» What to work on: From the records below, pull each line that has "description".

» Supplied data:
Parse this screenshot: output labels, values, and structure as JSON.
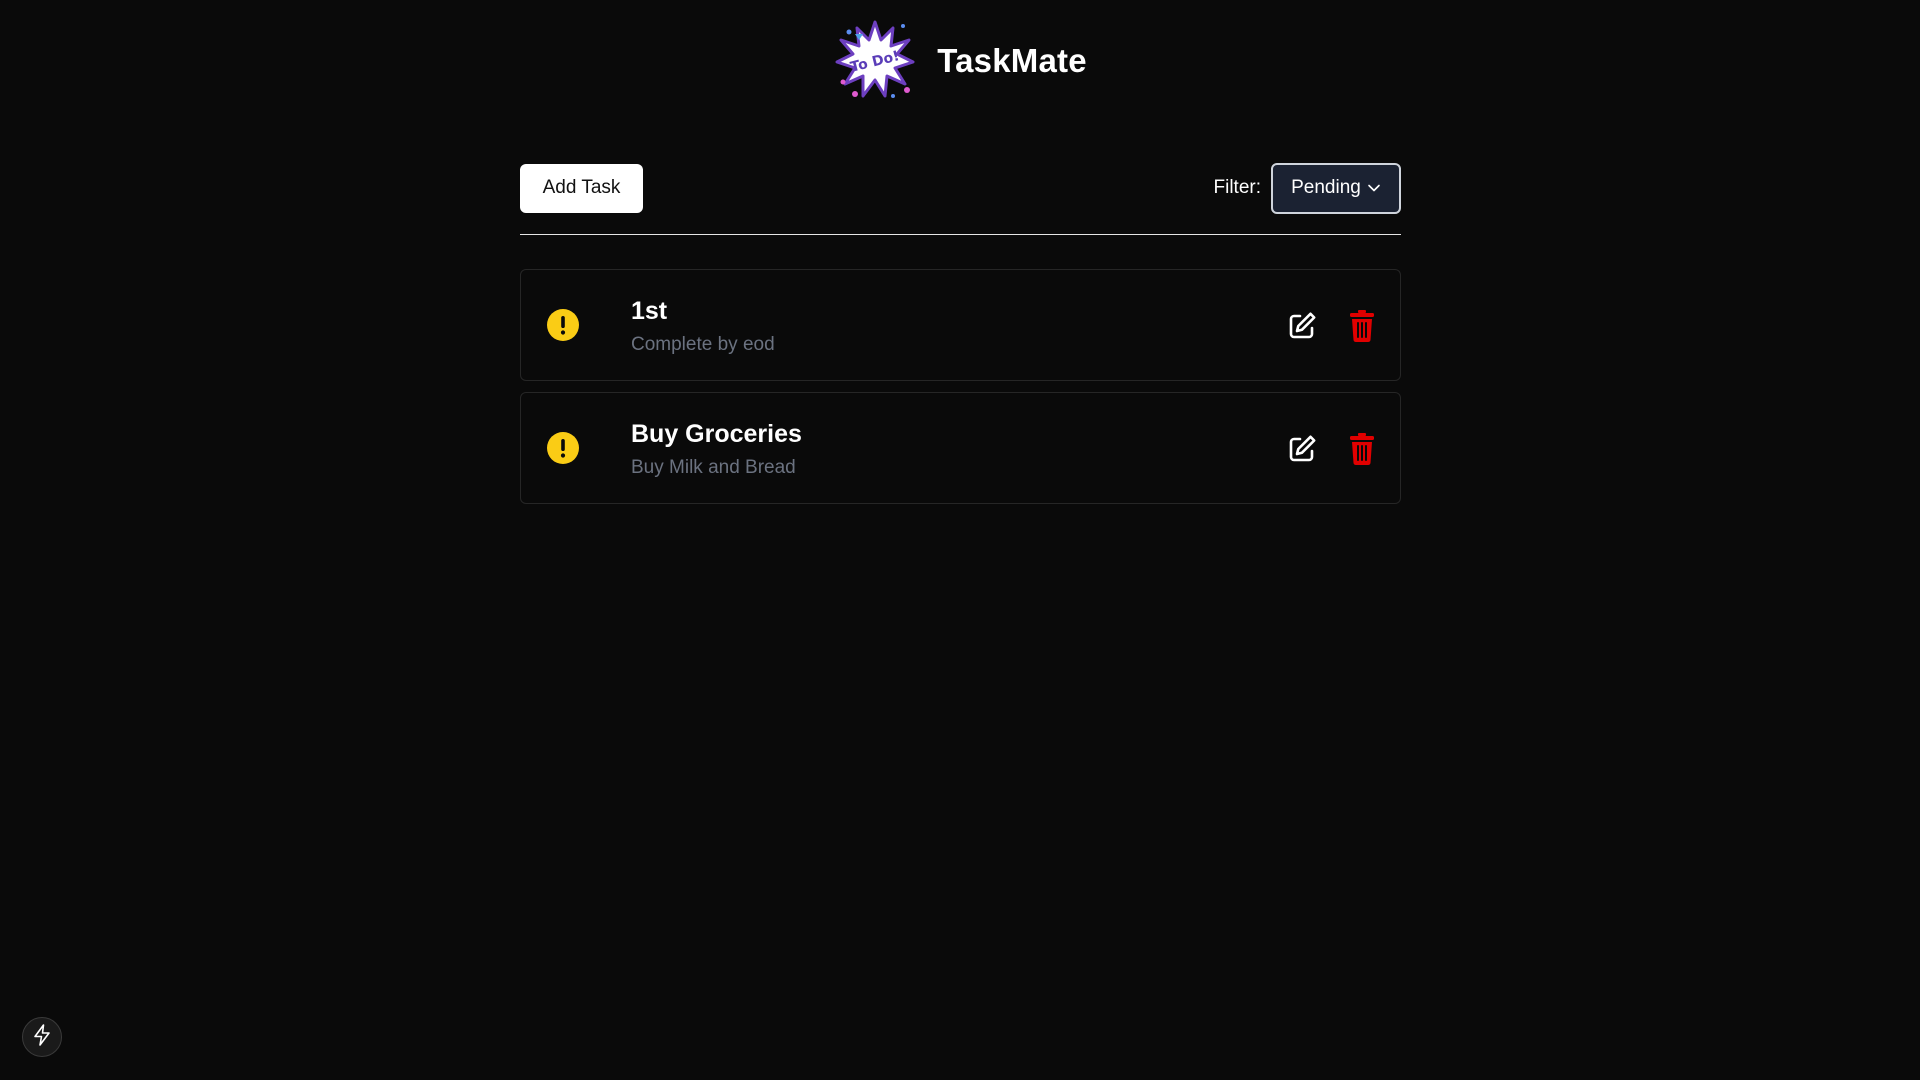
{
  "header": {
    "app_title": "TaskMate",
    "logo_text": "To Do!"
  },
  "toolbar": {
    "add_label": "Add Task",
    "filter_label": "Filter:",
    "filter_value": "Pending"
  },
  "tasks": [
    {
      "title": "1st",
      "description": "Complete by eod",
      "status": "pending",
      "status_icon": "exclamation-circle-icon"
    },
    {
      "title": "Buy Groceries",
      "description": "Buy Milk and Bread",
      "status": "pending",
      "status_icon": "exclamation-circle-icon"
    }
  ],
  "colors": {
    "background": "#0a0a0a",
    "pending": "#facc15",
    "delete": "#e10000",
    "muted_text": "#6b7280",
    "filter_bg": "#1b2232"
  },
  "icons": {
    "edit": "edit-icon",
    "delete": "trash-icon",
    "bottom_left": "bolt-icon"
  }
}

» Answer box:
      "description": "Complete by eod",
      "description": "Buy Milk and Bread",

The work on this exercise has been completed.